“Individuals who have proven that they are capable of hurting other people and/or those who have admitted they would likely undertake violent actions again should not be allowed back on the street without serving their full prison sentence. Victims of a future crime don’t want to hear that, despite every warning the perpetrator would strike again, a dangerous criminal was allowed to walk free before their prison time was complete,” said Senator Joe Griffo.
“Governor Cuomo’s Parole Board is an unmitigated disaster and a public safety threat to all New Yorkers. By considering cop killers, serial killers, child killers, and notorious, remorseless killers like the Son of Sam and Mark David Chapman to be eligible for release, the Parole Board would further Cuomo and the Albany Democrats’ reckless, disturbing, and insane policy of coddling criminals and giving early release to the worst of the worst. We need top-to-bottom reform of NY's broken Parole Board that will tip the scales of justice back in favor of victims, law enforcement, and society. The constant shootings and assaults in New York City prove that stupid Democratic policies of defunding the police and empowering criminals are an abysmal failure that have cost lives and made our state less safe,” said Senator Daphne Jordan.
“The insane push to release dangerous felons, murderers and cop killers from New York’s prisons is the latest example of Albany’s tone-deaf approach to criminal justice reform. These misguided efforts will result in the rights of victims and their families being trampled on, while making New York’s crime epidemic worse. The early release of dangerous felons and policies like cashless bail will inevitably make the state less safe for all New Yorkers,” said Senator Anthony Palumbo.
“We need to bring common sense back to our parole system by ensuring that people who come forward to testify at parole hearings are heard and their testimony considered, regardless of whether they speak on behalf of the victim or the person seeking parole. Their testimony should be kept confidential so they are not victimized or harassed for speaking out,” said Senator Patty Ritchie.

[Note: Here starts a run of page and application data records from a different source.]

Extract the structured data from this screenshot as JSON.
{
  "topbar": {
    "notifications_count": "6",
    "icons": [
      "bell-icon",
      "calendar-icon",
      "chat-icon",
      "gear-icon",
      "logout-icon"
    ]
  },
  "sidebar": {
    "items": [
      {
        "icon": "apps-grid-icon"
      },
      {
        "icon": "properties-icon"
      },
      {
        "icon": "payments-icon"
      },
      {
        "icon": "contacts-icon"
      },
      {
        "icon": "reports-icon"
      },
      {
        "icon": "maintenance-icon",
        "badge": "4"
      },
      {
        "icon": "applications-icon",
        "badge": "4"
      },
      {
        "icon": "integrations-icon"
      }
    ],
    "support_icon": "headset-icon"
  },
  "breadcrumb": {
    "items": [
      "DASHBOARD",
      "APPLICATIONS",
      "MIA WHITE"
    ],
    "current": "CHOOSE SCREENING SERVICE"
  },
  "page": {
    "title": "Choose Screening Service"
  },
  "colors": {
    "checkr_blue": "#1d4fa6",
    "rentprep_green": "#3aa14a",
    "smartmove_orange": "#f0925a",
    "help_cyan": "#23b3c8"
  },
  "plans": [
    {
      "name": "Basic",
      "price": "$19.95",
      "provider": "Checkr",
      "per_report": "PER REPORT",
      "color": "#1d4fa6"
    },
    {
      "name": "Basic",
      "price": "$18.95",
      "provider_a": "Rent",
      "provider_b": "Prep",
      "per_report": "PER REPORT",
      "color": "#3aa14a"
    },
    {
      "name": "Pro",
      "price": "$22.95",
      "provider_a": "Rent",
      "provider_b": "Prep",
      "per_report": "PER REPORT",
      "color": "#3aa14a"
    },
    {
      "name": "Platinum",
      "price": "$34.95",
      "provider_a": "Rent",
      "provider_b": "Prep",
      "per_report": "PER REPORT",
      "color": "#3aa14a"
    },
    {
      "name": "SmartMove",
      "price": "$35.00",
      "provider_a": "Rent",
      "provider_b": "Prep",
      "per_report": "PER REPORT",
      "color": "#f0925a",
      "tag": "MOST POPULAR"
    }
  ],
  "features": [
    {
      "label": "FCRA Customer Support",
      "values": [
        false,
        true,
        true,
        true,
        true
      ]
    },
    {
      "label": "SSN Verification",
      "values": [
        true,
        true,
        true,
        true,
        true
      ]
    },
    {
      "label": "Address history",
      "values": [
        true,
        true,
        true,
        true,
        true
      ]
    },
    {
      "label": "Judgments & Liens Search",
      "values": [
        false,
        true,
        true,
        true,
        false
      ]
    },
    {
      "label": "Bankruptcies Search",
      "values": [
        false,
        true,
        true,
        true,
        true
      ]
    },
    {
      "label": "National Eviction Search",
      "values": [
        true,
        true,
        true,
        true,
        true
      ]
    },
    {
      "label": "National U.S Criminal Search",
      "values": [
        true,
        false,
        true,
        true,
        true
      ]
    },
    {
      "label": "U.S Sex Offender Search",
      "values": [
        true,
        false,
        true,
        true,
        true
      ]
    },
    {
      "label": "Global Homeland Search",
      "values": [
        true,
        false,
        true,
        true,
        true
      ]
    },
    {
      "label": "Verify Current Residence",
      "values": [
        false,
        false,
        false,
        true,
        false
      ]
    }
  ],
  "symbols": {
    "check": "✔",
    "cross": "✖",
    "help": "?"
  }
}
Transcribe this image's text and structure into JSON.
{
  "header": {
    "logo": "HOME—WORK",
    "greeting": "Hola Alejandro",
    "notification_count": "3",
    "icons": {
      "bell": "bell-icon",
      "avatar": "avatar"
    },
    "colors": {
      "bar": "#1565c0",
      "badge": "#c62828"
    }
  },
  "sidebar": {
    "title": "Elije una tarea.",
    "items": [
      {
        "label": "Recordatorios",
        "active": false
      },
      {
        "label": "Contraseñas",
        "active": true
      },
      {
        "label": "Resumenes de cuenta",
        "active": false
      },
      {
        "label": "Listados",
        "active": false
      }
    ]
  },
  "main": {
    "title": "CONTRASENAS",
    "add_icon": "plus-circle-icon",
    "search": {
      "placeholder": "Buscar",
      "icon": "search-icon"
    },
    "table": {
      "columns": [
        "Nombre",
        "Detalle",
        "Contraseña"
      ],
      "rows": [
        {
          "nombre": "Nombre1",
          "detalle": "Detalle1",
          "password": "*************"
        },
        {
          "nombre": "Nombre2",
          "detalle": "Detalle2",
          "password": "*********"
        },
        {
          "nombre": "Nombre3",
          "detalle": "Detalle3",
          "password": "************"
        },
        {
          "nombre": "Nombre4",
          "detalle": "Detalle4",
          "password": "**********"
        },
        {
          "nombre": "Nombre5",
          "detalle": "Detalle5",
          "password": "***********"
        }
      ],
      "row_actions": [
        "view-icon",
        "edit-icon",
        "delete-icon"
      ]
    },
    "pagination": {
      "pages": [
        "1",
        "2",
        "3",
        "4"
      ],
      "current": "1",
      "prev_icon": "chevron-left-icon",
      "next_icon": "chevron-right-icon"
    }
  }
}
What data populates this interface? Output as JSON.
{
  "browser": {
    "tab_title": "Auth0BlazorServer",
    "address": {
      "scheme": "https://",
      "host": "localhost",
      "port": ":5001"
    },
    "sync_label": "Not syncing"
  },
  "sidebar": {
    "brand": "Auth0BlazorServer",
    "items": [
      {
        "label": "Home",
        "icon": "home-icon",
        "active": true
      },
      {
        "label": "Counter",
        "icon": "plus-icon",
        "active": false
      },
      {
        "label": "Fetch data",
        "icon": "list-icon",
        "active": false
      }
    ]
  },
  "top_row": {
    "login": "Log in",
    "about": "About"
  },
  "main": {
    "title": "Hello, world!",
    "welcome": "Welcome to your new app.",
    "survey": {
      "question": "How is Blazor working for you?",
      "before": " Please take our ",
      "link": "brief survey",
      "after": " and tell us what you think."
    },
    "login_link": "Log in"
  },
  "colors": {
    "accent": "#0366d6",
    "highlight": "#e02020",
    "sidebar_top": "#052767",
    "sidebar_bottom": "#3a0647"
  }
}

“We can be compassionate for people who have made mistakes, done their time and are trying to turn their lives around, but first and foremost, we need justice and compassion for crime victims and ensure when it comes to granting parole that their voices are given much greater prominence. Currently, if a victim or their family goes before the Parole Board to provide a victim’s impact statement, they only talk to one Parole Board commissioner with no guarantee that individual will be on the panel who will be deciding whether to grant parole or not. My parole reform legislation would require all victim impact statements given in person be video recorded and viewed by all state Parole Board members prior to deciding whether to release a convicted criminal so panels can witness the emotional toll these crimes have taken on the victims and their loved ones,” said Senator Jim Tedisco.